Using a new cooling technique MPQ scientists succeed at observing collisions in a dense beam of cold and slow dipolar molecules.

How do chemical reactions proceed at extremely low temperatures? The answer requires the investigation of molecular samples that are cold, dense, and slow at...

Im Focus: Shrinking the proton again!

Scientists from the Max Planck Institute of Quantum Optics, using high precision laser spectroscopy of atomic hydrogen, confirm the surprisingly small value of the proton radius determined from muonic hydrogen.

It was one of the breakthroughs of the year 2010: Laser spectroscopy of muonic hydrogen resulted in a value for the proton charge radius that was significantly...

All Focus news of the innovation-report >>>

Anzeige

Anzeige

Event News

ASEAN Member States discuss the future role of renewable energy

17.10.2017 | Event News

World Health Summit 2017: International experts set the course for the future of Global Health

10.10.2017 | Event News

Climate Engineering Conference 2017 Opens in Berlin

10.10.2017 | Event News

 
Latest News

Terahertz spectroscopy goes nano

20.10.2017 | Information Technology

Strange but true: Turning a material upside down can sometimes make it softer

20.10.2017 | Materials Sciences

NRL clarifies valley polarization for electronic and optoelectronic technologies
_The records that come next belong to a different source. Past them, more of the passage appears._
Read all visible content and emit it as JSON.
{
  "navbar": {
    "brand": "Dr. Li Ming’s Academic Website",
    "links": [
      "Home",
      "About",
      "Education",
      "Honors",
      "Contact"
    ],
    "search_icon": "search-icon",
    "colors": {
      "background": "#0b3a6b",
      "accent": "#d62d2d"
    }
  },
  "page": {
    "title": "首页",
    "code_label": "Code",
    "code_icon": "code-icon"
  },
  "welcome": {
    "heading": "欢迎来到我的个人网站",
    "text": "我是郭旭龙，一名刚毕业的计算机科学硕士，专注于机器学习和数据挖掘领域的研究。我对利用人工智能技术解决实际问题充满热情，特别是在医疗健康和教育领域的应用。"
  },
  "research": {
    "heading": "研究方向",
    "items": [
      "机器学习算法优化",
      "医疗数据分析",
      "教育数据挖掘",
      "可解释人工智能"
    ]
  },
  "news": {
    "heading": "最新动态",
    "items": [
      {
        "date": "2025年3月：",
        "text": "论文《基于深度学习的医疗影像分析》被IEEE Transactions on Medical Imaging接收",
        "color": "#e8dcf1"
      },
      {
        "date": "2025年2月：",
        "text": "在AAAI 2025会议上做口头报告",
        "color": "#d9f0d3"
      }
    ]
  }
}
20.10.2017 | Interdisciplinary Research

VideoLinks
B2B-VideoLinks
More VideoLinks >>>